*What you need to do*. Line count for the string "File": give the number of lines in the data below that contain it, and nothing more.

┌─ Given records

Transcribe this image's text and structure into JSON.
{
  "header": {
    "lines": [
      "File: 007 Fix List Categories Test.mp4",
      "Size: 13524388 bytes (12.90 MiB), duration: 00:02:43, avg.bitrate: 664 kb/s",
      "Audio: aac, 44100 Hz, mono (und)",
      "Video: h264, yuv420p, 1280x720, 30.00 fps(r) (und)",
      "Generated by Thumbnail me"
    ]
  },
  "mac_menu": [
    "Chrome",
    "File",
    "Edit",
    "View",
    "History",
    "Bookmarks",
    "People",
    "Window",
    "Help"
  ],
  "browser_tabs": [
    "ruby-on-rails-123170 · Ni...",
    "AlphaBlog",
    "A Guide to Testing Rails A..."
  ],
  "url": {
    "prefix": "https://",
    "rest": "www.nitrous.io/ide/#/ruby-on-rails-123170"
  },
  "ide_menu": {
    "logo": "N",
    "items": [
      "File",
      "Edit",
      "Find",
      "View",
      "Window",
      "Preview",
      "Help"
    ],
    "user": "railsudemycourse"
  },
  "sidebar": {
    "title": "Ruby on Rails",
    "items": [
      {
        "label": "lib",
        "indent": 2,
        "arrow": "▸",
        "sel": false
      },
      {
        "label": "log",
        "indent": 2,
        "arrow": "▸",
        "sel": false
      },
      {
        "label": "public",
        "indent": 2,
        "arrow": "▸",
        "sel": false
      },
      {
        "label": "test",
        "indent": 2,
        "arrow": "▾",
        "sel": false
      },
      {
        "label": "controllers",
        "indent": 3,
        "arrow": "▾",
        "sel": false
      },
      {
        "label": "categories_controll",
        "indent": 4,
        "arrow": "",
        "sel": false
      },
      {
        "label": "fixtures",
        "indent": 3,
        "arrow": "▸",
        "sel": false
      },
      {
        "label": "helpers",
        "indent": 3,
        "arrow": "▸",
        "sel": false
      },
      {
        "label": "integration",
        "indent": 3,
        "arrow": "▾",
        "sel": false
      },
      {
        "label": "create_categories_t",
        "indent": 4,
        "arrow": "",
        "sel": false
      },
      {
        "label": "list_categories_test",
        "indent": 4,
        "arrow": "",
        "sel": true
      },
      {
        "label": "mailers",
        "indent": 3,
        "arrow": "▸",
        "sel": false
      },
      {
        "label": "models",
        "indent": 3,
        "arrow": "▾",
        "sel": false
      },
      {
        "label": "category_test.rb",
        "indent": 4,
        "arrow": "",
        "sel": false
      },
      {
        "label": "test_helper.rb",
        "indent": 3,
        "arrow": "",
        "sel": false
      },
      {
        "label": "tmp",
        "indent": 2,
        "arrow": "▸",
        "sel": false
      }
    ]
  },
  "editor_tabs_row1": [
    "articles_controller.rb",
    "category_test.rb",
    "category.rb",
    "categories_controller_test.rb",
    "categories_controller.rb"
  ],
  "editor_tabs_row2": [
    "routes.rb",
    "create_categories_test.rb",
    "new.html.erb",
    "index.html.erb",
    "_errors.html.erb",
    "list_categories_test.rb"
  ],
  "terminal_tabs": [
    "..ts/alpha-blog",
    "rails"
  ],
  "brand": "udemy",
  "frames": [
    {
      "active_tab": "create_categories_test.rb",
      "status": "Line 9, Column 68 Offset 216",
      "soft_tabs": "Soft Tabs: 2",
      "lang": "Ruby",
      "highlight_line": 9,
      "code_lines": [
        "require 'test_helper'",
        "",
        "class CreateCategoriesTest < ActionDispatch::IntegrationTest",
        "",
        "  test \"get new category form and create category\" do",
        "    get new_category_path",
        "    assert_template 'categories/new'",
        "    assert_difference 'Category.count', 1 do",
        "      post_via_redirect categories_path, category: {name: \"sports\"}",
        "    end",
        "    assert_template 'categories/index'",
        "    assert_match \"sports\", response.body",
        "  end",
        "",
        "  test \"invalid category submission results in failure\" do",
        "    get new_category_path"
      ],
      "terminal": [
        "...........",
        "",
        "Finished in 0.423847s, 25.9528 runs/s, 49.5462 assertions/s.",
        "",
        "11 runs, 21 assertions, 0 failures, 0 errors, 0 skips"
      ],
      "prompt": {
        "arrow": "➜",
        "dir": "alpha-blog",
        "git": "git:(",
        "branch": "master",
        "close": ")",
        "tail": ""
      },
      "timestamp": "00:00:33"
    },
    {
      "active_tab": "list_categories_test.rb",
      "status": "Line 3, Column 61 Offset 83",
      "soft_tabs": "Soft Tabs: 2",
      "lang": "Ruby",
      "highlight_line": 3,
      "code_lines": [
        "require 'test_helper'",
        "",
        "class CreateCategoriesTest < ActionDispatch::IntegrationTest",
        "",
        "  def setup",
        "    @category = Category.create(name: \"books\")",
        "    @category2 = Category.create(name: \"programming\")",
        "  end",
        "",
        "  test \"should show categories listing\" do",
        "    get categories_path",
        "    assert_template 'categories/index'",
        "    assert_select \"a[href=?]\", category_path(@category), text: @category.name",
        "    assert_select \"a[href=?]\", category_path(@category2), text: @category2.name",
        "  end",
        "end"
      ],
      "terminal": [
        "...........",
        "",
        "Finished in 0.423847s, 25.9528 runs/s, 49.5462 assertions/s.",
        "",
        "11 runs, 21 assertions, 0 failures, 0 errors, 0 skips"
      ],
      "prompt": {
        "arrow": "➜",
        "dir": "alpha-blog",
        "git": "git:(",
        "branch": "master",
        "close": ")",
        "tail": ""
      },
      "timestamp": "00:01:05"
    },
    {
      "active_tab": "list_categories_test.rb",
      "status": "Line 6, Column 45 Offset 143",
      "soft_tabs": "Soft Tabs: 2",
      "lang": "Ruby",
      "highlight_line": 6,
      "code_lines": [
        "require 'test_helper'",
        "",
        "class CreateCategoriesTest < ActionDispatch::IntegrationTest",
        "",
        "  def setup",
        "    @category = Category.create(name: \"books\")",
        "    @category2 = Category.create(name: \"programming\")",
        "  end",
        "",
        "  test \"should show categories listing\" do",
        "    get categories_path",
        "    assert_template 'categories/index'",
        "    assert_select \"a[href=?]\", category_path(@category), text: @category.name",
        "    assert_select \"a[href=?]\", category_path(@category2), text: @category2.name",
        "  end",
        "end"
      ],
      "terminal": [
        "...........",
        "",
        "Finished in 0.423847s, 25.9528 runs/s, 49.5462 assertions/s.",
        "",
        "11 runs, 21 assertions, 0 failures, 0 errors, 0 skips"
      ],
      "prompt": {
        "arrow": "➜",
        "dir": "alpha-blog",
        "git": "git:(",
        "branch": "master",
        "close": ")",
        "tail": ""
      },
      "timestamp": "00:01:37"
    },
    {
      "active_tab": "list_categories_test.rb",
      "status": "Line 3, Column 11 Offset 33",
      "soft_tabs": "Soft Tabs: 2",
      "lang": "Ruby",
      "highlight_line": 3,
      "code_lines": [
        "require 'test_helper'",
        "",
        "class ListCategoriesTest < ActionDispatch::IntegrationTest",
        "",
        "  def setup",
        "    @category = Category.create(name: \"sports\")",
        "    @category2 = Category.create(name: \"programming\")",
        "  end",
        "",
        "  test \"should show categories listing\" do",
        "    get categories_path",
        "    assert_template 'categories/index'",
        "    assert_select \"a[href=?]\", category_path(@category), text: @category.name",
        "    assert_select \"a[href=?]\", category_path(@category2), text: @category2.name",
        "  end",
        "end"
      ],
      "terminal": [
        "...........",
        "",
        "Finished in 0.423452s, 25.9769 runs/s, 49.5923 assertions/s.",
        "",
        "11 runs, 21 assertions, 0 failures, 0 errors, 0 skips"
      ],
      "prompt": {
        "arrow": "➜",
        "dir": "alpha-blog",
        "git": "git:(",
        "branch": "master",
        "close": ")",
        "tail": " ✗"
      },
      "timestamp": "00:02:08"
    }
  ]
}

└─

*Task result*. 3